_EXERCISE_.
Please output the listing below character for character and omit the images.

_RECORDS_.
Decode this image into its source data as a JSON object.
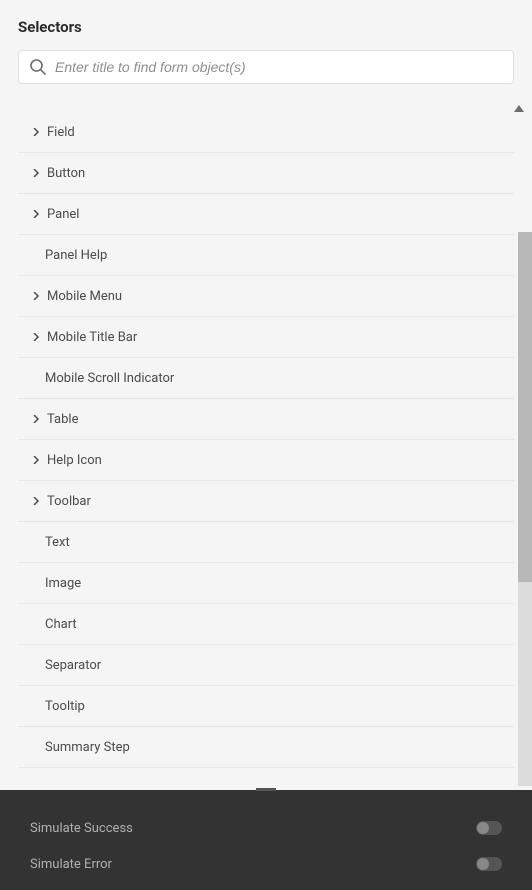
{
  "header": {
    "title": "Selectors"
  },
  "search": {
    "placeholder": "Enter title to find form object(s)"
  },
  "items": [
    {
      "label": "Field",
      "expandable": true
    },
    {
      "label": "Button",
      "expandable": true
    },
    {
      "label": "Panel",
      "expandable": true
    },
    {
      "label": "Panel Help",
      "expandable": false
    },
    {
      "label": "Mobile Menu",
      "expandable": true
    },
    {
      "label": "Mobile Title Bar",
      "expandable": true
    },
    {
      "label": "Mobile Scroll Indicator",
      "expandable": false
    },
    {
      "label": "Table",
      "expandable": true
    },
    {
      "label": "Help Icon",
      "expandable": true
    },
    {
      "label": "Toolbar",
      "expandable": true
    },
    {
      "label": "Text",
      "expandable": false
    },
    {
      "label": "Image",
      "expandable": false
    },
    {
      "label": "Chart",
      "expandable": false
    },
    {
      "label": "Separator",
      "expandable": false
    },
    {
      "label": "Tooltip",
      "expandable": false
    },
    {
      "label": "Summary Step",
      "expandable": false
    }
  ],
  "footer": {
    "simulate_success": "Simulate Success",
    "simulate_error": "Simulate Error"
  }
}
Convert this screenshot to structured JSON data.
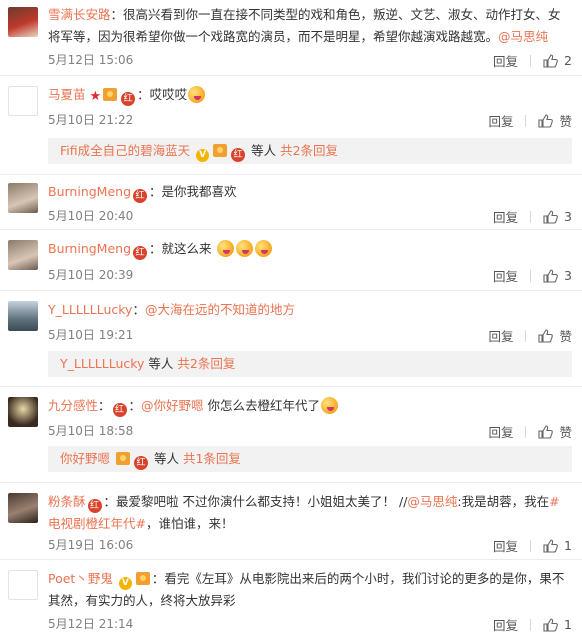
{
  "reply_label": "回复",
  "like_label": "赞",
  "comments": [
    {
      "user": "雪满长安路",
      "text": "很高兴看到你一直在接不同类型的戏和角色，叛逆、文艺、淑女、动作打女、女将军等，因为很希望你做一个戏路宽的演员，而不是明星，希望你越演戏路越宽。",
      "mention": "@马思纯",
      "time": "5月12日 15:06",
      "likes": "2"
    },
    {
      "user": "马夏苗",
      "text": "哎哎哎",
      "time": "5月10日 21:22",
      "sub_user": "Fifi成全自己的碧海蓝天",
      "sub_mid": "等人",
      "sub_total": "共2条回复"
    },
    {
      "user": "BurningMeng",
      "text": "是你我都喜欢",
      "time": "5月10日 20:40",
      "likes": "3"
    },
    {
      "user": "BurningMeng",
      "text": "就这么来",
      "time": "5月10日 20:39",
      "likes": "3"
    },
    {
      "user": "Y_LLLLLLucky",
      "mention": "@大海在远的不知道的地方",
      "time": "5月10日 19:21",
      "sub_user": "Y_LLLLLLucky",
      "sub_mid": "等人",
      "sub_total": "共2条回复"
    },
    {
      "user": "九分感性",
      "mention": "@你好野嗯",
      "text": "你怎么去橙红年代了",
      "time": "5月10日 18:58",
      "sub_user": "你好野嗯",
      "sub_mid": "等人",
      "sub_total": "共1条回复"
    },
    {
      "user": "粉条酥",
      "text_a": "最爱黎吧啦 不过你演什么都支持！小姐姐太美了！ //",
      "mention": "@马思纯",
      "text_b": ":我是胡蓉，我在",
      "topic": "#电视剧橙红年代#",
      "text_c": "，谁怕谁，来！",
      "time": "5月19日 16:06",
      "likes": "1"
    },
    {
      "user": "Poet丶野鬼",
      "text": "看完《左耳》从电影院出来后的两个小时，我们讨论的更多的是你，果不其然，有实力的人，终将大放异彩",
      "time": "5月12日 21:14",
      "likes": "1"
    }
  ],
  "colors": {
    "accent": "#eb7350",
    "time": "#808080",
    "subbox": "#f2f2f2",
    "divider": "#ececec"
  },
  "icons": [
    "like-icon",
    "vip-badge-icon",
    "red-badge-icon",
    "medal-icon",
    "emoji-icon"
  ]
}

_OUTPUT OF THE TASK_.
Decode this image into its source data as a JSON object.
{
  "header": {
    "title": "Selectors"
  },
  "search": {
    "placeholder": "Enter title to find form object(s)"
  },
  "items": [
    {
      "label": "Field",
      "expandable": true
    },
    {
      "label": "Button",
      "expandable": true
    },
    {
      "label": "Panel",
      "expandable": true
    },
    {
      "label": "Panel Help",
      "expandable": false
    },
    {
      "label": "Mobile Menu",
      "expandable": true
    },
    {
      "label": "Mobile Title Bar",
      "expandable": true
    },
    {
      "label": "Mobile Scroll Indicator",
      "expandable": false
    },
    {
      "label": "Table",
      "expandable": true
    },
    {
      "label": "Help Icon",
      "expandable": true
    },
    {
      "label": "Toolbar",
      "expandable": true
    },
    {
      "label": "Text",
      "expandable": false
    },
    {
      "label": "Image",
      "expandable": false
    },
    {
      "label": "Chart",
      "expandable": false
    },
    {
      "label": "Separator",
      "expandable": false
    },
    {
      "label": "Tooltip",
      "expandable": false
    },
    {
      "label": "Summary Step",
      "expandable": false
    }
  ],
  "footer": {
    "simulate_success": "Simulate Success",
    "simulate_error": "Simulate Error"
  }
}
Convert this screenshot to structured JSON data.
{
  "reply_label": "回复",
  "like_label": "赞",
  "comments": [
    {
      "user": "雪满长安路",
      "text": "很高兴看到你一直在接不同类型的戏和角色，叛逆、文艺、淑女、动作打女、女将军等，因为很希望你做一个戏路宽的演员，而不是明星，希望你越演戏路越宽。",
      "mention": "@马思纯",
      "time": "5月12日 15:06",
      "likes": "2"
    },
    {
      "user": "马夏苗",
      "text": "哎哎哎",
      "time": "5月10日 21:22",
      "sub_user": "Fifi成全自己的碧海蓝天",
      "sub_mid": "等人",
      "sub_total": "共2条回复"
    },
    {
      "user": "BurningMeng",
      "text": "是你我都喜欢",
      "time": "5月10日 20:40",
      "likes": "3"
    },
    {
      "user": "BurningMeng",
      "text": "就这么来",
      "time": "5月10日 20:39",
      "likes": "3"
    },
    {
      "user": "Y_LLLLLLucky",
      "mention": "@大海在远的不知道的地方",
      "time": "5月10日 19:21",
      "sub_user": "Y_LLLLLLucky",
      "sub_mid": "等人",
      "sub_total": "共2条回复"
    },
    {
      "user": "九分感性",
      "mention": "@你好野嗯",
      "text": "你怎么去橙红年代了",
      "time": "5月10日 18:58",
      "sub_user": "你好野嗯",
      "sub_mid": "等人",
      "sub_total": "共1条回复"
    },
    {
      "user": "粉条酥",
      "text_a": "最爱黎吧啦 不过你演什么都支持！小姐姐太美了！ //",
      "mention": "@马思纯",
      "text_b": ":我是胡蓉，我在",
      "topic": "#电视剧橙红年代#",
      "text_c": "，谁怕谁，来！",
      "time": "5月19日 16:06",
      "likes": "1"
    },
    {
      "user": "Poet丶野鬼",
      "text": "看完《左耳》从电影院出来后的两个小时，我们讨论的更多的是你，果不其然，有实力的人，终将大放异彩",
      "time": "5月12日 21:14",
      "likes": "1"
    }
  ],
  "colors": {
    "accent": "#eb7350",
    "time": "#808080",
    "subbox": "#f2f2f2",
    "divider": "#ececec"
  },
  "icons": [
    "like-icon",
    "vip-badge-icon",
    "red-badge-icon",
    "medal-icon",
    "emoji-icon"
  ]
}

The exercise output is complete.